Work order: Repeat the data exactly, with every line included.

Entries provided:
BEGIN
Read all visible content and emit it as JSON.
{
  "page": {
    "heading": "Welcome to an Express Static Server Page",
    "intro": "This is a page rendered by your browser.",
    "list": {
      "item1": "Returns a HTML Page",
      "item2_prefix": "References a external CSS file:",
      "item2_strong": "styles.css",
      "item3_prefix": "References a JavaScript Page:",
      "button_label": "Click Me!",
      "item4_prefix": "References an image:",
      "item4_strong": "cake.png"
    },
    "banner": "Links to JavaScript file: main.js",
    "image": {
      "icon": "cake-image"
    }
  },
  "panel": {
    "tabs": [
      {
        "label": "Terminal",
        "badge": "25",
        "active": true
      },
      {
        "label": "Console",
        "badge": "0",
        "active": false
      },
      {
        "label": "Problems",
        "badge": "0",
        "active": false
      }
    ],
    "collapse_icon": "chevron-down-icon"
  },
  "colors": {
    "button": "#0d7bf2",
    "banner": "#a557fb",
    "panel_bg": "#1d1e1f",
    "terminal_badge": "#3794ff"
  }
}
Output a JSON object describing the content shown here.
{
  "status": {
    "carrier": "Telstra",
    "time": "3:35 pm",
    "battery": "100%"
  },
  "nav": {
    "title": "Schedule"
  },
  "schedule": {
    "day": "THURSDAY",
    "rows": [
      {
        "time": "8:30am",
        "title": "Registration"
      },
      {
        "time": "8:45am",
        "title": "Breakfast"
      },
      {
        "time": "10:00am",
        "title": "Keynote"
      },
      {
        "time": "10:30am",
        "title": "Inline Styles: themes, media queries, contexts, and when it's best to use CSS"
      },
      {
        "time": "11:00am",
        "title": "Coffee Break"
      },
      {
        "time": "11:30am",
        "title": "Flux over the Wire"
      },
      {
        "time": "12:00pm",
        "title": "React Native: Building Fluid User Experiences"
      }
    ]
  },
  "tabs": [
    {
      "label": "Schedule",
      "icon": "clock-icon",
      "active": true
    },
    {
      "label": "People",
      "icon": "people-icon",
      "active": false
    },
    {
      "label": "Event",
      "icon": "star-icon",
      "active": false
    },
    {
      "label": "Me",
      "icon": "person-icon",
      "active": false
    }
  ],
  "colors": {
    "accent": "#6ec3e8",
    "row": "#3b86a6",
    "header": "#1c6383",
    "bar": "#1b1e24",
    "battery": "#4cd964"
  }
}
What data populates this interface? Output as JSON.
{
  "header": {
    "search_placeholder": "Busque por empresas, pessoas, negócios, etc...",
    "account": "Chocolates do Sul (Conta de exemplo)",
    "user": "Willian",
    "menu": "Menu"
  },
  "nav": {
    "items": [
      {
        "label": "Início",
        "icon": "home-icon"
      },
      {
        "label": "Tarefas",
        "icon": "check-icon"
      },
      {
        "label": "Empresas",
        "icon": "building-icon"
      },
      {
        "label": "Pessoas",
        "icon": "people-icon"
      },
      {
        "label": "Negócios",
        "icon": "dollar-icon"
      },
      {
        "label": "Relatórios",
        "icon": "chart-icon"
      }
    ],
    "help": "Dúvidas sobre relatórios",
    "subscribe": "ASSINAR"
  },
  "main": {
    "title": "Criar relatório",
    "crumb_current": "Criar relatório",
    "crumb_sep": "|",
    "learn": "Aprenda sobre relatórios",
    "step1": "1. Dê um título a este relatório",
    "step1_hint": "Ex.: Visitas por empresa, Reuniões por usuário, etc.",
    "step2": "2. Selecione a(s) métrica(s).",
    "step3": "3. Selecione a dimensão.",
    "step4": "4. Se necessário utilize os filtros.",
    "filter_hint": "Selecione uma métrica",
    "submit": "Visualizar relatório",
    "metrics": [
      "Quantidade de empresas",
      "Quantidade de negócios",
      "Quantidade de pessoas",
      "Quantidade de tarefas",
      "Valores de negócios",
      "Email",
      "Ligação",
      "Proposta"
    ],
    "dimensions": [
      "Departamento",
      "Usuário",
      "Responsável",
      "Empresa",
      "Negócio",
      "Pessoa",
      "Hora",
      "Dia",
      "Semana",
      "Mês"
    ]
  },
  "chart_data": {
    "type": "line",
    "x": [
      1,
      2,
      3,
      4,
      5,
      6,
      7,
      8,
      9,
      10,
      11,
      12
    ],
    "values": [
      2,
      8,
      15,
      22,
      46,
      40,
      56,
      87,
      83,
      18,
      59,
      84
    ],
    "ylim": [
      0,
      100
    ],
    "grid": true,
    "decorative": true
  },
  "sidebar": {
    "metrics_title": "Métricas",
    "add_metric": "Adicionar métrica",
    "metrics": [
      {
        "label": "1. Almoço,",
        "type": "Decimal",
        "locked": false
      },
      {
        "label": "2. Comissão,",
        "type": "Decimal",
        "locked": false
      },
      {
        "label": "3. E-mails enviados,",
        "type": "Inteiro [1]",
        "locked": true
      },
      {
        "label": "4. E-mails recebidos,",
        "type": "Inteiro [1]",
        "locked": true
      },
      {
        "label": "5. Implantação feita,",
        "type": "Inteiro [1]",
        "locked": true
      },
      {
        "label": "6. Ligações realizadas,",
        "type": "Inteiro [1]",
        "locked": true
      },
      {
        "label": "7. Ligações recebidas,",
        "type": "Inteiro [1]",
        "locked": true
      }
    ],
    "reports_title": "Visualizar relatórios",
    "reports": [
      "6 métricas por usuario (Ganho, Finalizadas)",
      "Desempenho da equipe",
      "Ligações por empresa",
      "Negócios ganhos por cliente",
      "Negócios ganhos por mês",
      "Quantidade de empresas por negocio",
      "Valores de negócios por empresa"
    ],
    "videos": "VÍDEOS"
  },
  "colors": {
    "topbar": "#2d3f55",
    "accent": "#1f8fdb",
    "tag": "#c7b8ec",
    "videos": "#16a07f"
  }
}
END
Your solution:
Read all visible content and emit it as JSON.
{
  "page": {
    "heading": "Welcome to an Express Static Server Page",
    "intro": "This is a page rendered by your browser.",
    "list": {
      "item1": "Returns a HTML Page",
      "item2_prefix": "References a external CSS file:",
      "item2_strong": "styles.css",
      "item3_prefix": "References a JavaScript Page:",
      "button_label": "Click Me!",
      "item4_prefix": "References an image:",
      "item4_strong": "cake.png"
    },
    "banner": "Links to JavaScript file: main.js",
    "image": {
      "icon": "cake-image"
    }
  },
  "panel": {
    "tabs": [
      {
        "label": "Terminal",
        "badge": "25",
        "active": true
      },
      {
        "label": "Console",
        "badge": "0",
        "active": false
      },
      {
        "label": "Problems",
        "badge": "0",
        "active": false
      }
    ],
    "collapse_icon": "chevron-down-icon"
  },
  "colors": {
    "button": "#0d7bf2",
    "banner": "#a557fb",
    "panel_bg": "#1d1e1f",
    "terminal_badge": "#3794ff"
  }
}
Output a JSON object describing the content shown here.
{
  "status": {
    "carrier": "Telstra",
    "time": "3:35 pm",
    "battery": "100%"
  },
  "nav": {
    "title": "Schedule"
  },
  "schedule": {
    "day": "THURSDAY",
    "rows": [
      {
        "time": "8:30am",
        "title": "Registration"
      },
      {
        "time": "8:45am",
        "title": "Breakfast"
      },
      {
        "time": "10:00am",
        "title": "Keynote"
      },
      {
        "time": "10:30am",
        "title": "Inline Styles: themes, media queries, contexts, and when it's best to use CSS"
      },
      {
        "time": "11:00am",
        "title": "Coffee Break"
      },
      {
        "time": "11:30am",
        "title": "Flux over the Wire"
      },
      {
        "time": "12:00pm",
        "title": "React Native: Building Fluid User Experiences"
      }
    ]
  },
  "tabs": [
    {
      "label": "Schedule",
      "icon": "clock-icon",
      "active": true
    },
    {
      "label": "People",
      "icon": "people-icon",
      "active": false
    },
    {
      "label": "Event",
      "icon": "star-icon",
      "active": false
    },
    {
      "label": "Me",
      "icon": "person-icon",
      "active": false
    }
  ],
  "colors": {
    "accent": "#6ec3e8",
    "row": "#3b86a6",
    "header": "#1c6383",
    "bar": "#1b1e24",
    "battery": "#4cd964"
  }
}
What data populates this interface? Output as JSON.
{
  "header": {
    "search_placeholder": "Busque por empresas, pessoas, negócios, etc...",
    "account": "Chocolates do Sul (Conta de exemplo)",
    "user": "Willian",
    "menu": "Menu"
  },
  "nav": {
    "items": [
      {
        "label": "Início",
        "icon": "home-icon"
      },
      {
        "label": "Tarefas",
        "icon": "check-icon"
      },
      {
        "label": "Empresas",
        "icon": "building-icon"
      },
      {
        "label": "Pessoas",
        "icon": "people-icon"
      },
      {
        "label": "Negócios",
        "icon": "dollar-icon"
      },
      {
        "label": "Relatórios",
        "icon": "chart-icon"
      }
    ],
    "help": "Dúvidas sobre relatórios",
    "subscribe": "ASSINAR"
  },
  "main": {
    "title": "Criar relatório",
    "crumb_current": "Criar relatório",
    "crumb_sep": "|",
    "learn": "Aprenda sobre relatórios",
    "step1": "1. Dê um título a este relatório",
    "step1_hint": "Ex.: Visitas por empresa, Reuniões por usuário, etc.",
    "step2": "2. Selecione a(s) métrica(s).",
    "step3": "3. Selecione a dimensão.",
    "step4": "4. Se necessário utilize os filtros.",
    "filter_hint": "Selecione uma métrica",
    "submit": "Visualizar relatório",
    "metrics": [
      "Quantidade de empresas",
      "Quantidade de negócios",
      "Quantidade de pessoas",
      "Quantidade de tarefas",
      "Valores de negócios",
      "Email",
      "Ligação",
      "Proposta"
    ],
    "dimensions": [
      "Departamento",
      "Usuário",
      "Responsável",
      "Empresa",
      "Negócio",
      "Pessoa",
      "Hora",
      "Dia",
      "Semana",
      "Mês"
    ]
  },
  "chart_data": {
    "type": "line",
    "x": [
      1,
      2,
      3,
      4,
      5,
      6,
      7,
      8,
      9,
      10,
      11,
      12
    ],
    "values": [
      2,
      8,
      15,
      22,
      46,
      40,
      56,
      87,
      83,
      18,
      59,
      84
    ],
    "ylim": [
      0,
      100
    ],
    "grid": true,
    "decorative": true
  },
  "sidebar": {
    "metrics_title": "Métricas",
    "add_metric": "Adicionar métrica",
    "metrics": [
      {
        "label": "1. Almoço,",
        "type": "Decimal",
        "locked": false
      },
      {
        "label": "2. Comissão,",
        "type": "Decimal",
        "locked": false
      },
      {
        "label": "3. E-mails enviados,",
        "type": "Inteiro [1]",
        "locked": true
      },
      {
        "label": "4. E-mails recebidos,",
        "type": "Inteiro [1]",
        "locked": true
      },
      {
        "label": "5. Implantação feita,",
        "type": "Inteiro [1]",
        "locked": true
      },
      {
        "label": "6. Ligações realizadas,",
        "type": "Inteiro [1]",
        "locked": true
      },
      {
        "label": "7. Ligações recebidas,",
        "type": "Inteiro [1]",
        "locked": true
      }
    ],
    "reports_title": "Visualizar relatórios",
    "reports": [
      "6 métricas por usuario (Ganho, Finalizadas)",
      "Desempenho da equipe",
      "Ligações por empresa",
      "Negócios ganhos por cliente",
      "Negócios ganhos por mês",
      "Quantidade de empresas por negocio",
      "Valores de negócios por empresa"
    ],
    "videos": "VÍDEOS"
  },
  "colors": {
    "topbar": "#2d3f55",
    "accent": "#1f8fdb",
    "tag": "#c7b8ec",
    "videos": "#16a07f"
  }
}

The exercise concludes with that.